Another labourer that came from Workington said that he knew Nancy Patterson by the name of The Black Shadow and said that she used to stand on the Navvies Bridge in the summer in the company of men and watch cricket matches. He said that he saw her once on 3 January 1932 coming up some steps at Black Path in Workington at about 9.15pm or 9.20pm although noted that he first told the police that it had been 8.15pm or 8.20pm. He said that she was going towards Navvies Bridge and that he spoke to her. He said that he couldn't remember the exact words but said that they were to the effect that she was late to meet her chap and that he had said it as a joke. He said that she laughed, but didn't speak or stop.
He said that later that night he went along Pumpinghouse Lane to see a woman who was under a bridge with a man and said that he found that she was a woman he knew as Lavender Lil.
Another man said that he saw Nancy Patterson under an iron bridge next to Navvies Bridge just before 10pm. He said that there was a man with her but that he didn't know who it was although he said that he had seen him with Nancy Patterson before at Navvies Bridge. He said that he had not seen the man again since that night. He said that he didn't see the man's face but said that he had been wearing a light fawn-coloured coat, a grey suit, and black shoes. He said that he was also wearing a cap but said that he didn't remember what colour it was. He said that he heard Nancy Patterson saying to the man 'Stop, give it to me', and noted that they appeared to be on friendly terms. However, the coroner noted that the man had earlier told the police that he had heard Nancy Patterson say, 'No, no, I won't; and asked him which was correct, but the man didn't reply. The man went on to say that the man he had seen with Nancy Patterson had had a long sharp nose and light-coloured hair. He also said that he did not hear any splash in the river or hear anyone crying out.
The Coroner said that it was clear that asphyxia by drowning was not the cause of death and said that the main question was as to the cause of her unconsciousness. He also said that the unemployed labourer had told a very remarkable story which possibly the jury might not believe and asked whether the unemployed labourer had desired to achieve a certain amount of notoriety.
Her inquest returned a verdict of murder by some person or persons unknown.
see Sheffield Daily Telegraph - Saturday 30 January 1932

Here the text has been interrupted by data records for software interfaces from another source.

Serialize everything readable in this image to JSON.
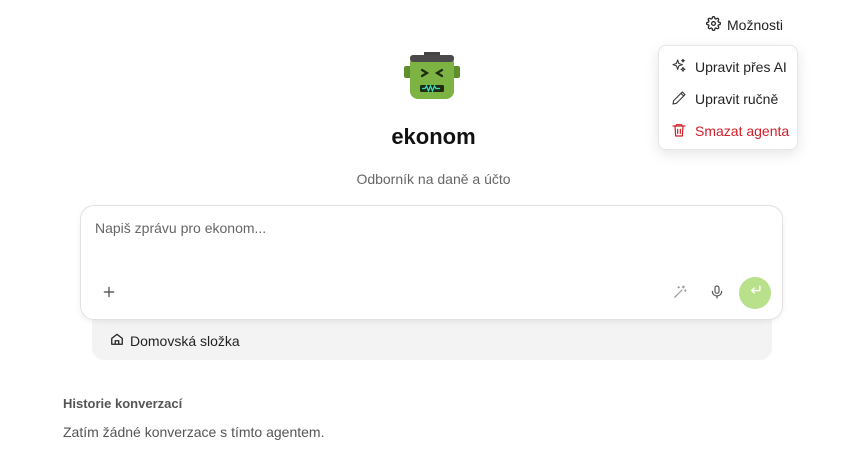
{
  "header": {
    "options_label": "Možnosti"
  },
  "menu": {
    "items": [
      {
        "label": "Upravit přes AI",
        "icon": "sparkles-icon"
      },
      {
        "label": "Upravit ručně",
        "icon": "pencil-icon"
      },
      {
        "label": "Smazat agenta",
        "icon": "trash-icon"
      }
    ],
    "danger_color": "#d0202a"
  },
  "agent": {
    "name": "ekonom",
    "description": "Odborník na daně a účto",
    "avatar": "frankenstein-robot-avatar",
    "avatar_color": "#7cb342"
  },
  "composer": {
    "placeholder": "Napiš zprávu pro ekonom...",
    "value": "",
    "send_color": "#b9e08a"
  },
  "folder": {
    "label": "Domovská složka"
  },
  "history": {
    "title": "Historie konverzací",
    "empty_text": "Zatím žádné konverzace s tímto agentem."
  }
}
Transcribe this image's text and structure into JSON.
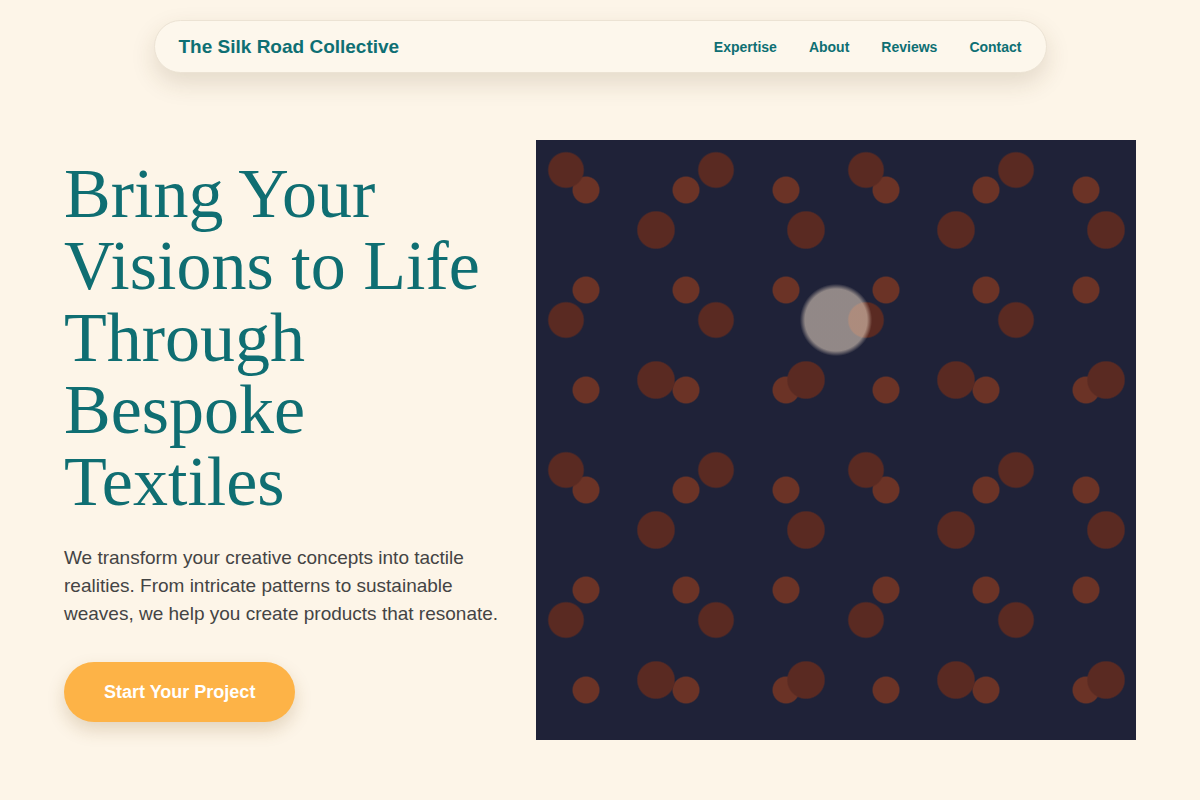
{
  "nav": {
    "brand": "The Silk Road Collective",
    "links": [
      "Expertise",
      "About",
      "Reviews",
      "Contact"
    ]
  },
  "hero": {
    "title": "Bring Your Visions to Life Through Bespoke Textiles",
    "text": "We transform your creative concepts into tactile realities. From intricate patterns to sustainable weaves, we help you create products that resonate.",
    "button": "Start Your Project"
  }
}
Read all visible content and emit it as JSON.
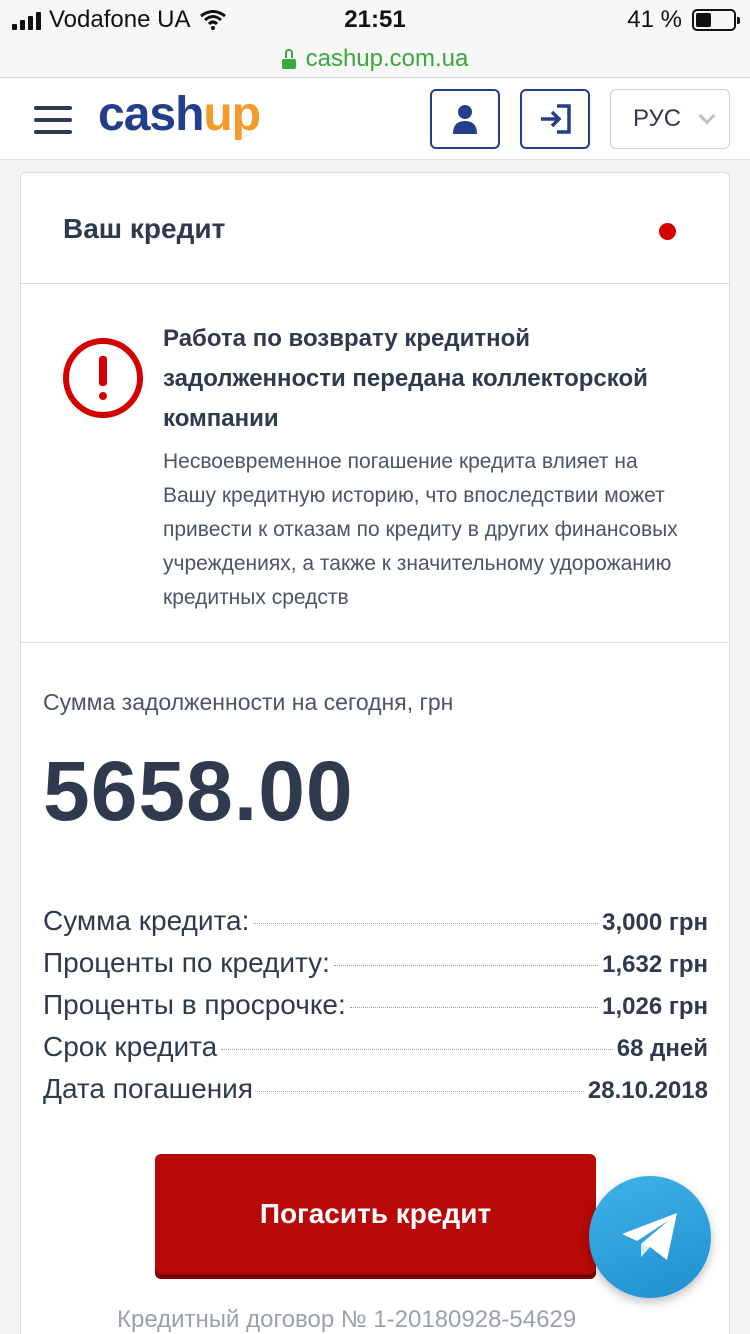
{
  "status_bar": {
    "carrier": "Vodafone UA",
    "time": "21:51",
    "battery": "41 %",
    "battery_level": 0.41
  },
  "browser": {
    "url": "cashup.com.ua"
  },
  "header": {
    "logo_part1": "cash",
    "logo_part2": "up",
    "language": "РУС"
  },
  "card": {
    "title": "Ваш кредит",
    "alert": {
      "title": "Работа по возврату кредитной задолженности передана коллекторской компании",
      "text": "Несвоевременное погашение кредита влияет на Вашу кредитную историю, что впоследствии может привести к отказам по кредиту в других финансовых учреждениях, а также к значительному удорожанию кредитных средств"
    },
    "debt_label": "Сумма задолженности на сегодня, грн",
    "debt_amount": "5658.00",
    "details": [
      {
        "label": "Сумма кредита:",
        "value": "3,000 грн"
      },
      {
        "label": "Проценты по кредиту:",
        "value": "1,632 грн"
      },
      {
        "label": "Проценты в просрочке:",
        "value": "1,026 грн"
      },
      {
        "label": "Срок кредита",
        "value": "68 дней"
      },
      {
        "label": "Дата погашения",
        "value": "28.10.2018"
      }
    ],
    "pay_button": "Погасить кредит",
    "contract": "Кредитный договор № 1-20180928-54629"
  },
  "colors": {
    "brand_blue": "#243e8c",
    "brand_orange": "#f59b2a",
    "alert_red": "#d40000",
    "button_red": "#b80808",
    "telegram_blue": "#2ea2de"
  }
}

see The Scotsman - Saturday 30 January 1932
see Daily Herald - Monday 11 January 1932
see The Scotsman - Saturday 30 January 1932
see Hartlepool Northern Daily Mail - Monday 11 January 1932